■ TASK GOAL
From the first line to the last, set down the material exactly and drop every picture.

■ SUPPLIED INFORMATION
============

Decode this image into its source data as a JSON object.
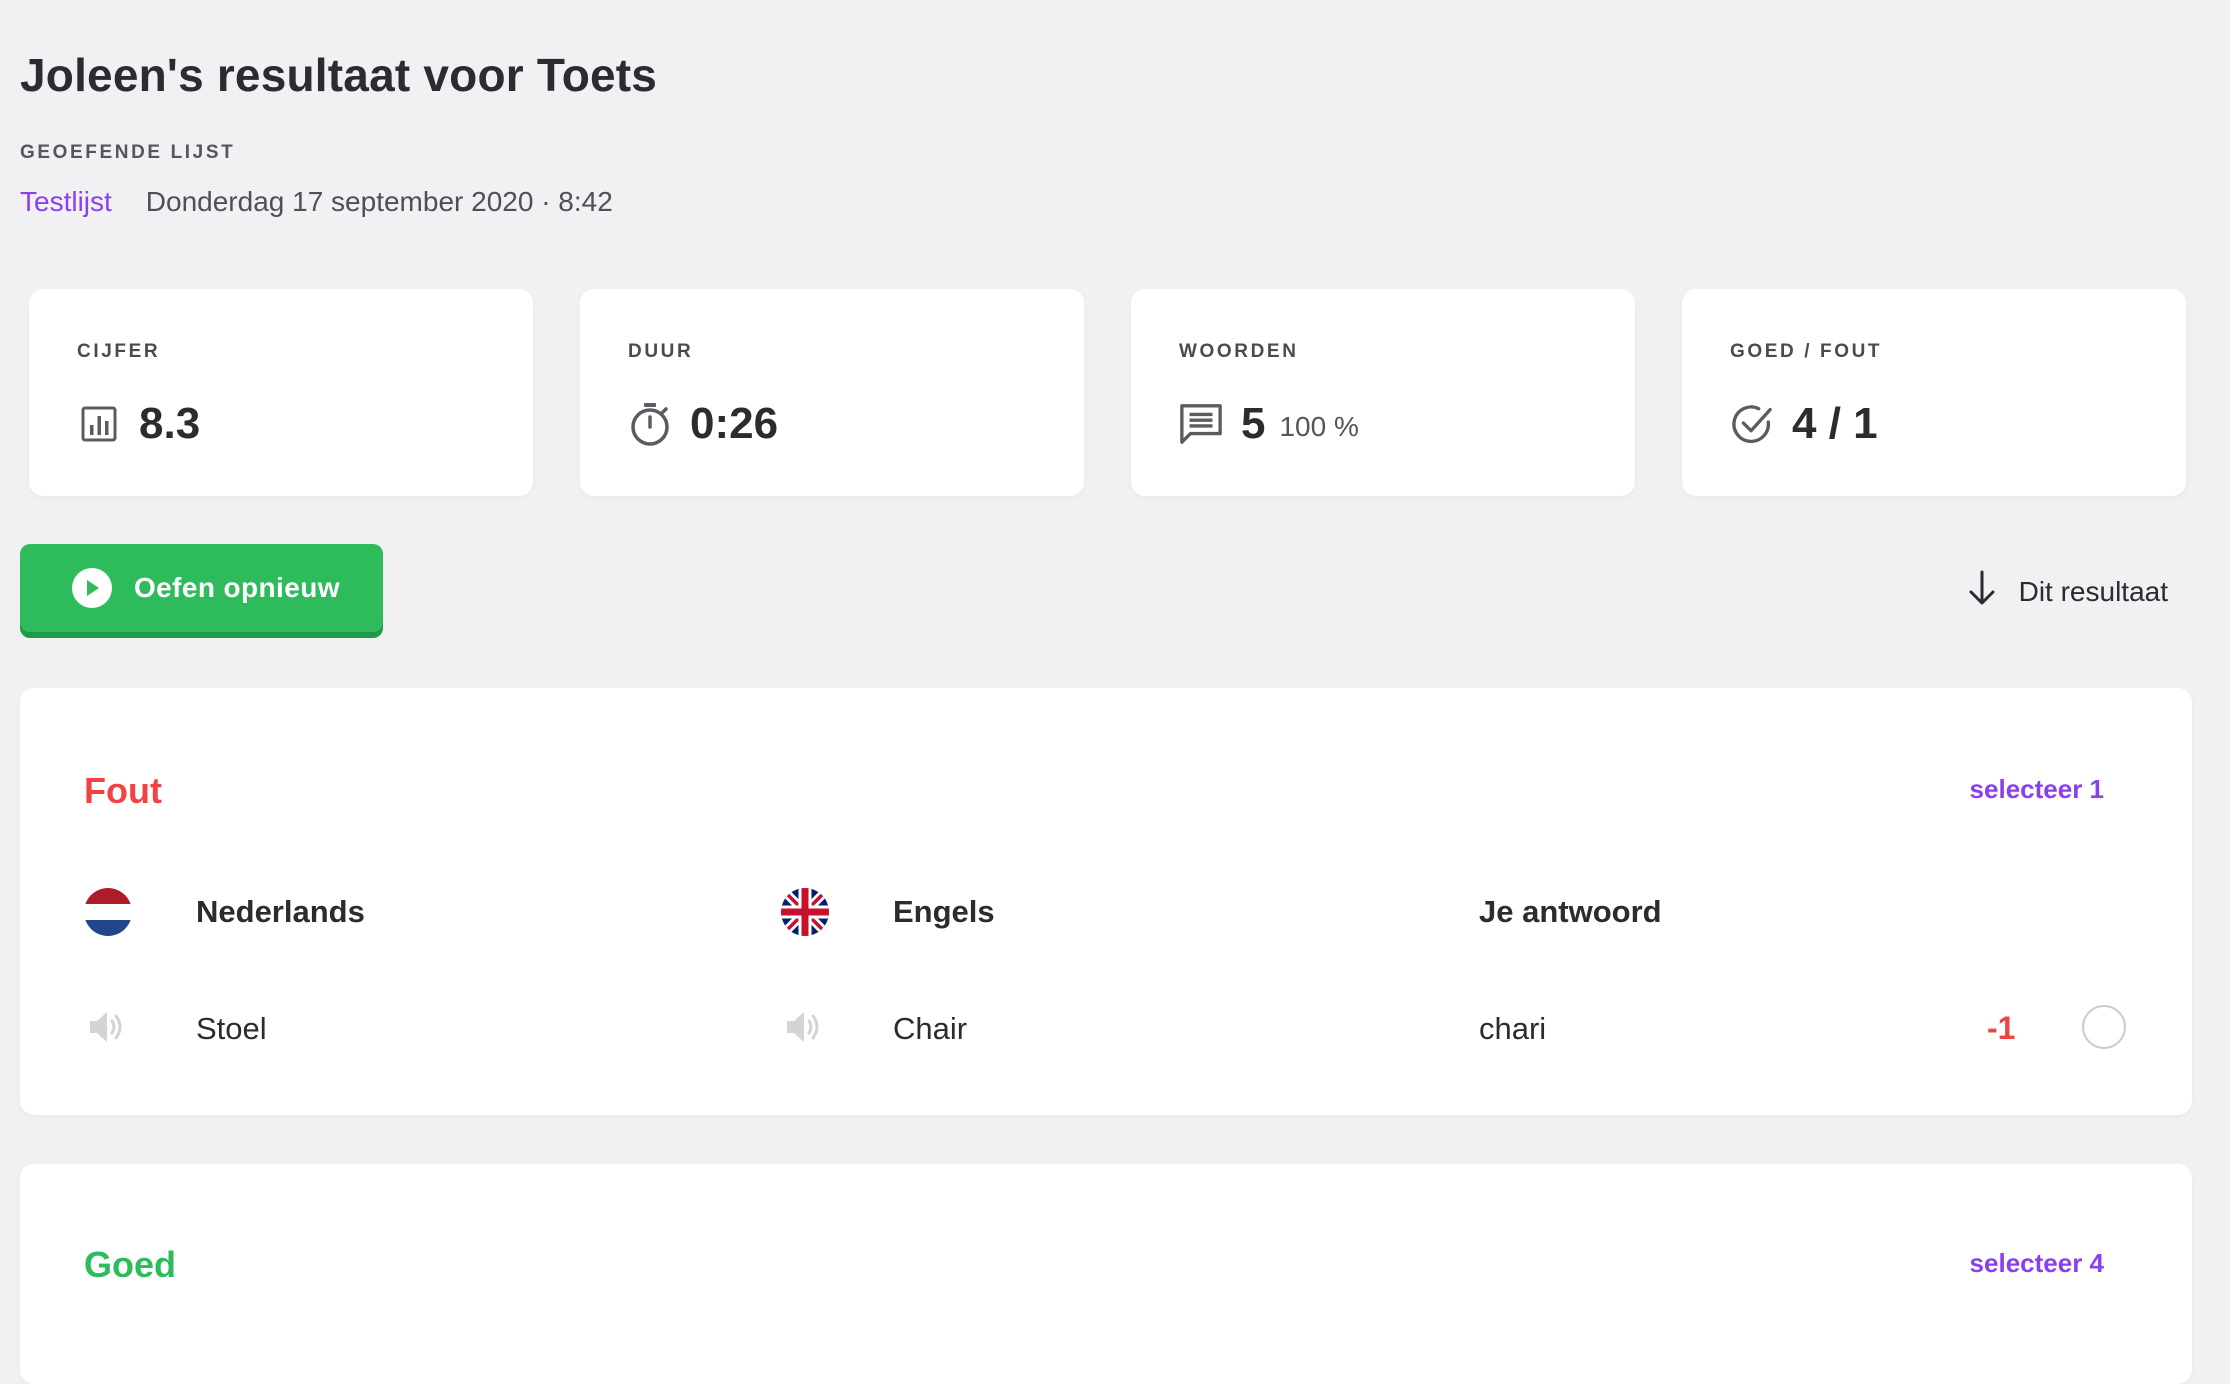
{
  "header": {
    "title": "Joleen's resultaat voor Toets",
    "list_label": "GEOEFENDE LIJST",
    "list_name": "Testlijst",
    "date": "Donderdag 17 september 2020 · 8:42"
  },
  "stats": [
    {
      "label": "CIJFER",
      "value": "8.3",
      "sub": "",
      "icon": "bar-chart-icon"
    },
    {
      "label": "DUUR",
      "value": "0:26",
      "sub": "",
      "icon": "stopwatch-icon"
    },
    {
      "label": "WOORDEN",
      "value": "5",
      "sub": "100 %",
      "icon": "message-icon"
    },
    {
      "label": "GOED / FOUT",
      "value": "4 / 1",
      "sub": "",
      "icon": "check-circle-icon"
    }
  ],
  "actions": {
    "practice_again": "Oefen opnieuw",
    "download": "Dit resultaat"
  },
  "sections": {
    "wrong": {
      "title": "Fout",
      "select_label": "selecteer 1",
      "color": "#f04444",
      "columns": [
        "Nederlands",
        "Engels",
        "Je antwoord"
      ],
      "rows": [
        {
          "source": "Stoel",
          "target": "Chair",
          "answer": "chari",
          "penalty": "-1"
        }
      ]
    },
    "right": {
      "title": "Goed",
      "select_label": "selecteer 4",
      "color": "#2dbb5c"
    }
  },
  "colors": {
    "accent": "#8a3ff0",
    "primary_button": "#2dbb5c",
    "background": "#f1f1f3"
  }
}
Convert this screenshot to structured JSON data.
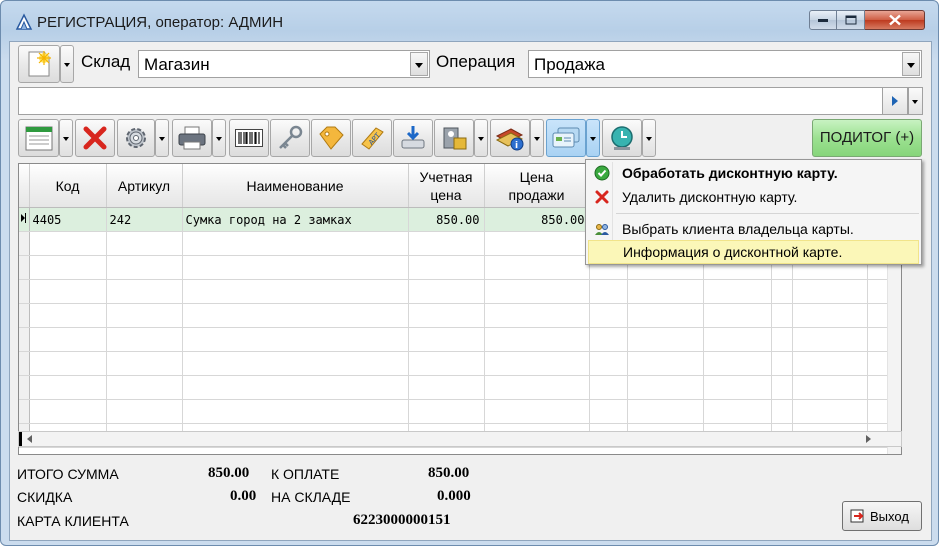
{
  "window": {
    "title": "РЕГИСТРАЦИЯ, оператор: АДМИН"
  },
  "header": {
    "sklad_label": "Склад",
    "sklad_value": "Магазин",
    "operation_label": "Операция",
    "operation_value": "Продажа"
  },
  "search": {
    "value": ""
  },
  "toolbar": {
    "poditog_label": "ПОДИТОГ (+)"
  },
  "grid": {
    "columns": [
      "Код",
      "Артикул",
      "Наименование",
      "Учетная цена",
      "Цена продажи"
    ],
    "column_lines": [
      [
        "Код"
      ],
      [
        "Артикул"
      ],
      [
        "Наименование"
      ],
      [
        "Учетная",
        "цена"
      ],
      [
        "Цена",
        "продажи"
      ]
    ],
    "rows": [
      {
        "code": "4405",
        "article": "242",
        "name": "Сумка город на 2 замках",
        "account_price": "850.00",
        "sale_price": "850.00"
      }
    ]
  },
  "menu": {
    "items": [
      {
        "label": "Обработать дисконтную карту.",
        "icon": "check-icon"
      },
      {
        "label": "Удалить дисконтную карту.",
        "icon": "delete-icon"
      },
      {
        "label": "Выбрать клиента владельца карты.",
        "icon": "people-icon"
      },
      {
        "label": "Информация о дисконтной карте.",
        "icon": ""
      }
    ]
  },
  "totals": {
    "total_sum_label": "ИТОГО СУММА",
    "total_sum_value": "850.00",
    "to_pay_label": "К ОПЛАТЕ",
    "to_pay_value": "850.00",
    "discount_label": "СКИДКА",
    "discount_value": "0.00",
    "in_stock_label": "НА СКЛАДЕ",
    "in_stock_value": "0.000",
    "client_card_label": "КАРТА КЛИЕНТА",
    "client_card_value": "6223000000151"
  },
  "footer": {
    "exit_label": "Выход"
  }
}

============

■ ANSWER BELOW
Decode this image into its source data as a JSON object.
{
  "header": {
    "title": "Joleen's resultaat voor Toets",
    "list_label": "GEOEFENDE LIJST",
    "list_name": "Testlijst",
    "date": "Donderdag 17 september 2020 · 8:42"
  },
  "stats": [
    {
      "label": "CIJFER",
      "value": "8.3",
      "sub": "",
      "icon": "bar-chart-icon"
    },
    {
      "label": "DUUR",
      "value": "0:26",
      "sub": "",
      "icon": "stopwatch-icon"
    },
    {
      "label": "WOORDEN",
      "value": "5",
      "sub": "100 %",
      "icon": "message-icon"
    },
    {
      "label": "GOED / FOUT",
      "value": "4 / 1",
      "sub": "",
      "icon": "check-circle-icon"
    }
  ],
  "actions": {
    "practice_again": "Oefen opnieuw",
    "download": "Dit resultaat"
  },
  "sections": {
    "wrong": {
      "title": "Fout",
      "select_label": "selecteer 1",
      "color": "#f04444",
      "columns": [
        "Nederlands",
        "Engels",
        "Je antwoord"
      ],
      "rows": [
        {
          "source": "Stoel",
          "target": "Chair",
          "answer": "chari",
          "penalty": "-1"
        }
      ]
    },
    "right": {
      "title": "Goed",
      "select_label": "selecteer 4",
      "color": "#2dbb5c"
    }
  },
  "colors": {
    "accent": "#8a3ff0",
    "primary_button": "#2dbb5c",
    "background": "#f1f1f3"
  }
}
Convert this screenshot to structured JSON data.
{
  "window": {
    "title": "РЕГИСТРАЦИЯ, оператор: АДМИН"
  },
  "header": {
    "sklad_label": "Склад",
    "sklad_value": "Магазин",
    "operation_label": "Операция",
    "operation_value": "Продажа"
  },
  "search": {
    "value": ""
  },
  "toolbar": {
    "poditog_label": "ПОДИТОГ (+)"
  },
  "grid": {
    "columns": [
      "Код",
      "Артикул",
      "Наименование",
      "Учетная цена",
      "Цена продажи"
    ],
    "column_lines": [
      [
        "Код"
      ],
      [
        "Артикул"
      ],
      [
        "Наименование"
      ],
      [
        "Учетная",
        "цена"
      ],
      [
        "Цена",
        "продажи"
      ]
    ],
    "rows": [
      {
        "code": "4405",
        "article": "242",
        "name": "Сумка город на 2 замках",
        "account_price": "850.00",
        "sale_price": "850.00"
      }
    ]
  },
  "menu": {
    "items": [
      {
        "label": "Обработать дисконтную карту.",
        "icon": "check-icon"
      },
      {
        "label": "Удалить дисконтную карту.",
        "icon": "delete-icon"
      },
      {
        "label": "Выбрать клиента владельца карты.",
        "icon": "people-icon"
      },
      {
        "label": "Информация о дисконтной карте.",
        "icon": ""
      }
    ]
  },
  "totals": {
    "total_sum_label": "ИТОГО СУММА",
    "total_sum_value": "850.00",
    "to_pay_label": "К ОПЛАТЕ",
    "to_pay_value": "850.00",
    "discount_label": "СКИДКА",
    "discount_value": "0.00",
    "in_stock_label": "НА СКЛАДЕ",
    "in_stock_value": "0.000",
    "client_card_label": "КАРТА КЛИЕНТА",
    "client_card_value": "6223000000151"
  },
  "footer": {
    "exit_label": "Выход"
  }
}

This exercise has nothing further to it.